“One of the things I spend my time thinking about when I am stuck in Los Angeles traffic is how I can knit together all writers under all languages so they could share stories translingually and transnationally for the purpose of trying to get these movies made,” Leonard told Screen. “I haven’t figured the answer out yet but the reality is that the English-language market is the most lucrative for aspiring screenwriters and the one that most sustains the notion of that career.

“It’s more of an intellectual interest than practical part of my roadmap for The Black List but often I find the things turning around in my head intellectually end up resulting in something else in the roadmap later on.”

Leonard suggested the international film industries with potentially big enough markets and critical masses of financiers and writers included Bollywood, Nigeria’s burgeoning Nollywood, and China, “if issues around intellectual property were to be fixed,” he added. 

He said it would be harder to replicate The Black List in Europe due to the multiple territories and languages spoken across the region.

“You could do a French-language version but it’s a smaller pool. Spain is interesting because you’ve got all of Latin America apart from Brazil but I can’t see how a Benelux or Dutch version would work.”

He noted there was a UK spin-off of The Black List in the shape of the biannual Brit List.

“If there is anyone in any non-English market that would like to explore or better understand how to create a Black List for their market, I would be happy to talk to them. They can reach out to me via social media,” he said. 
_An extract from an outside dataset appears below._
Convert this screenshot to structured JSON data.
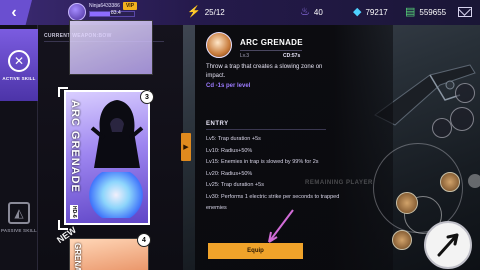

Possible move into financing and production

Leonard revealed his long-term goal for The Black List is for it to break into film finance and production, tapping into its script expertise.

The company recently co-produced Richard Wong’s comedy drama Come As You Are, about three men with disabilities on a mission to visit a brothel, alongside film investment outfit Chicago Media Angels.

The script by US writer, director and producer Erik Linthorst was an adaptation of the hit Belgian film Hasta La Vista, which in turn was based on an original idea from UK actor Asta Philpot. The script was not on The Black List.

“We came in shortly before they went into production so they had enough money to make it,” Leonard explained. 

The company is now gearing up to go into production with AGC Studios in June on dark comedy Breaking News In Yuba County, directed by Tate Taylor from a screenplay by Amanda Idoko, and starring Laura Dern and Allison Janney.

Leonard is also in  the final stages of negotiating of a first-look deal with Endeavour Content and is also trying to raise an investment fund.

“I am looking to raise something in the low nine figures,” he said. ”We’re not looking to invest in blockbusters but a number of movies over three to five years. If we can end up with $100m, I would be very happy but these things take time. I’ve been told it will take us 18 to 24 months, so let’s say my deadline is the 2020 election.”